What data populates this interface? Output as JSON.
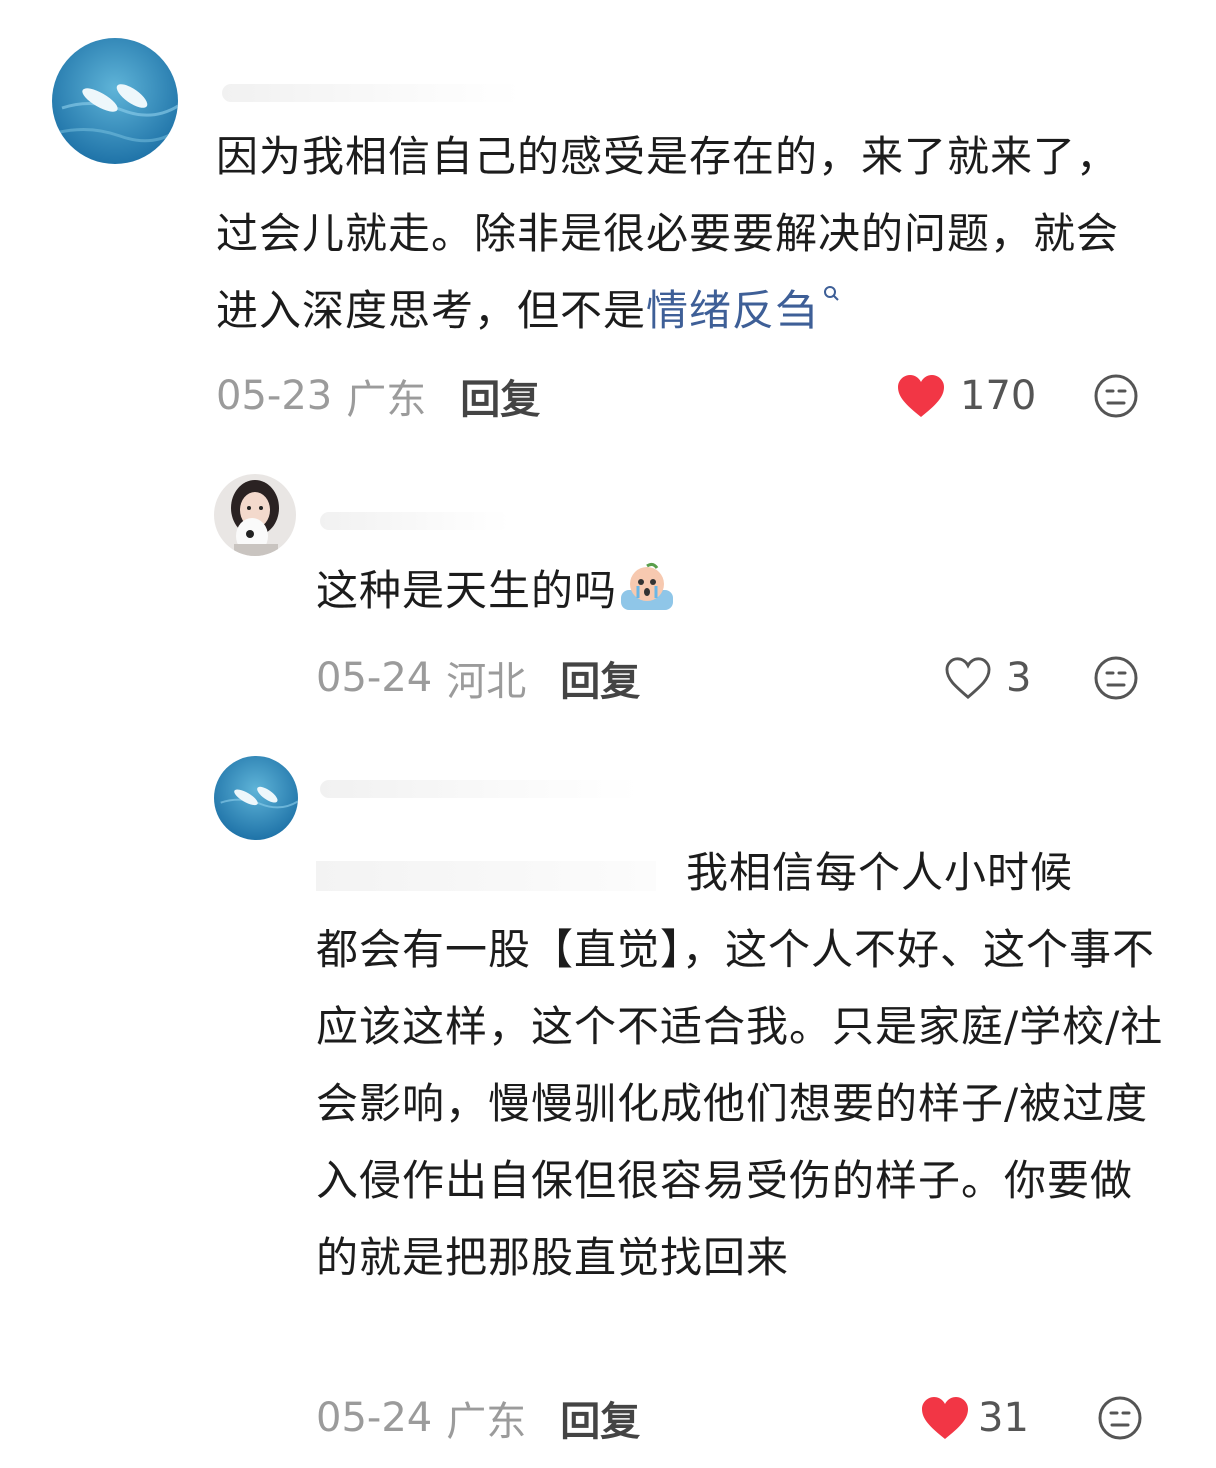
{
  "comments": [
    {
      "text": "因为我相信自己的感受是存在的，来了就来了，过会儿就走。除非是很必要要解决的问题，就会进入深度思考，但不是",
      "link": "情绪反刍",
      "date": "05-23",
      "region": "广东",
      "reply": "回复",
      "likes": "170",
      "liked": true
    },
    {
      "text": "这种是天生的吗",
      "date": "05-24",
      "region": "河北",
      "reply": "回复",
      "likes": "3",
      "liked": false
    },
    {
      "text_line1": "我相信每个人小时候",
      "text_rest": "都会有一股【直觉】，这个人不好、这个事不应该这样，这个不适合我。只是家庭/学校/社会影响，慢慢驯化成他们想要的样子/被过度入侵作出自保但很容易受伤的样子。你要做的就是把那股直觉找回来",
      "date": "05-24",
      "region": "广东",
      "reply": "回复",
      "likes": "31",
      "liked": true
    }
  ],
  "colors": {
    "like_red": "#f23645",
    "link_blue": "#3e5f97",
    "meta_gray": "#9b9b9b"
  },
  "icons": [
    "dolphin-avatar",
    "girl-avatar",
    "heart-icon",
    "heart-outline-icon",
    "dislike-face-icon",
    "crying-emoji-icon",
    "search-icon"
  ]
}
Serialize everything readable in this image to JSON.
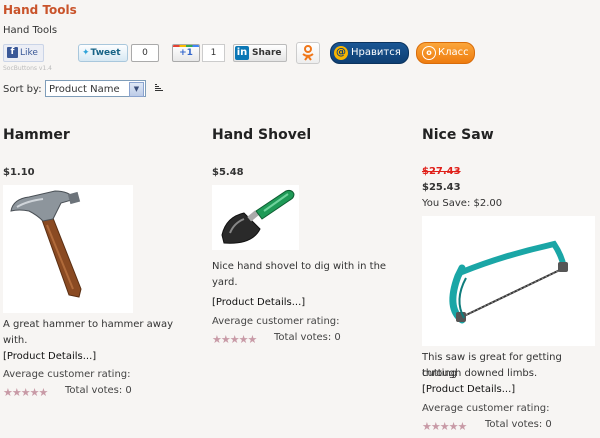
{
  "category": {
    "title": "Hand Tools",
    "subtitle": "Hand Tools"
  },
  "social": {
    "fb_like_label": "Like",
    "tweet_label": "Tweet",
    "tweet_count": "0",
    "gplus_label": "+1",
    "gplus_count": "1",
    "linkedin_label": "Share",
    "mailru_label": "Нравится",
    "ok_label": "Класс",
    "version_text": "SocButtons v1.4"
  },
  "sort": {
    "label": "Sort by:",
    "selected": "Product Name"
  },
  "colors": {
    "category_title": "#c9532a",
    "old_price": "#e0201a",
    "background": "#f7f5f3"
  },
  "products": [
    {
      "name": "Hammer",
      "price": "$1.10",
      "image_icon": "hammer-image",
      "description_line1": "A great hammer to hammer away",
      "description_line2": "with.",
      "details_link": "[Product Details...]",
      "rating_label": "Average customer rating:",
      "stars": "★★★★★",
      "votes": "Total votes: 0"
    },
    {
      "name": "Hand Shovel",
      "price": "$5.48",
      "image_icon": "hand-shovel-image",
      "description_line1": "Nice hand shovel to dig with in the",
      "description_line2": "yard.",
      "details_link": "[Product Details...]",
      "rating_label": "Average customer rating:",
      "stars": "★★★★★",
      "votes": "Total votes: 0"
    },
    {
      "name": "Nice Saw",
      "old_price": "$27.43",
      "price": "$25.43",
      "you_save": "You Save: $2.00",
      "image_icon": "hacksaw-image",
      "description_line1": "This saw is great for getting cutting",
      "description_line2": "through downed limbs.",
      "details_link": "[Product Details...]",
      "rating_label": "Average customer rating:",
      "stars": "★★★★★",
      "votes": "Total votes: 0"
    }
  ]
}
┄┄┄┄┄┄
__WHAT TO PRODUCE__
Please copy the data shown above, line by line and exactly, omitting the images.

__EXERCISE ANSWER__
What data populates this interface? Output as JSON.
{
  "comments": [
    {
      "text": "因为我相信自己的感受是存在的，来了就来了，过会儿就走。除非是很必要要解决的问题，就会进入深度思考，但不是",
      "link": "情绪反刍",
      "date": "05-23",
      "region": "广东",
      "reply": "回复",
      "likes": "170",
      "liked": true
    },
    {
      "text": "这种是天生的吗",
      "date": "05-24",
      "region": "河北",
      "reply": "回复",
      "likes": "3",
      "liked": false
    },
    {
      "text_line1": "我相信每个人小时候",
      "text_rest": "都会有一股【直觉】，这个人不好、这个事不应该这样，这个不适合我。只是家庭/学校/社会影响，慢慢驯化成他们想要的样子/被过度入侵作出自保但很容易受伤的样子。你要做的就是把那股直觉找回来",
      "date": "05-24",
      "region": "广东",
      "reply": "回复",
      "likes": "31",
      "liked": true
    }
  ],
  "colors": {
    "like_red": "#f23645",
    "link_blue": "#3e5f97",
    "meta_gray": "#9b9b9b"
  },
  "icons": [
    "dolphin-avatar",
    "girl-avatar",
    "heart-icon",
    "heart-outline-icon",
    "dislike-face-icon",
    "crying-emoji-icon",
    "search-icon"
  ]
}
Serialize everything readable in this image to JSON.
{
  "category": {
    "title": "Hand Tools",
    "subtitle": "Hand Tools"
  },
  "social": {
    "fb_like_label": "Like",
    "tweet_label": "Tweet",
    "tweet_count": "0",
    "gplus_label": "+1",
    "gplus_count": "1",
    "linkedin_label": "Share",
    "mailru_label": "Нравится",
    "ok_label": "Класс",
    "version_text": "SocButtons v1.4"
  },
  "sort": {
    "label": "Sort by:",
    "selected": "Product Name"
  },
  "colors": {
    "category_title": "#c9532a",
    "old_price": "#e0201a",
    "background": "#f7f5f3"
  },
  "products": [
    {
      "name": "Hammer",
      "price": "$1.10",
      "image_icon": "hammer-image",
      "description_line1": "A great hammer to hammer away",
      "description_line2": "with.",
      "details_link": "[Product Details...]",
      "rating_label": "Average customer rating:",
      "stars": "★★★★★",
      "votes": "Total votes: 0"
    },
    {
      "name": "Hand Shovel",
      "price": "$5.48",
      "image_icon": "hand-shovel-image",
      "description_line1": "Nice hand shovel to dig with in the",
      "description_line2": "yard.",
      "details_link": "[Product Details...]",
      "rating_label": "Average customer rating:",
      "stars": "★★★★★",
      "votes": "Total votes: 0"
    },
    {
      "name": "Nice Saw",
      "old_price": "$27.43",
      "price": "$25.43",
      "you_save": "You Save: $2.00",
      "image_icon": "hacksaw-image",
      "description_line1": "This saw is great for getting cutting",
      "description_line2": "through downed limbs.",
      "details_link": "[Product Details...]",
      "rating_label": "Average customer rating:",
      "stars": "★★★★★",
      "votes": "Total votes: 0"
    }
  ]
}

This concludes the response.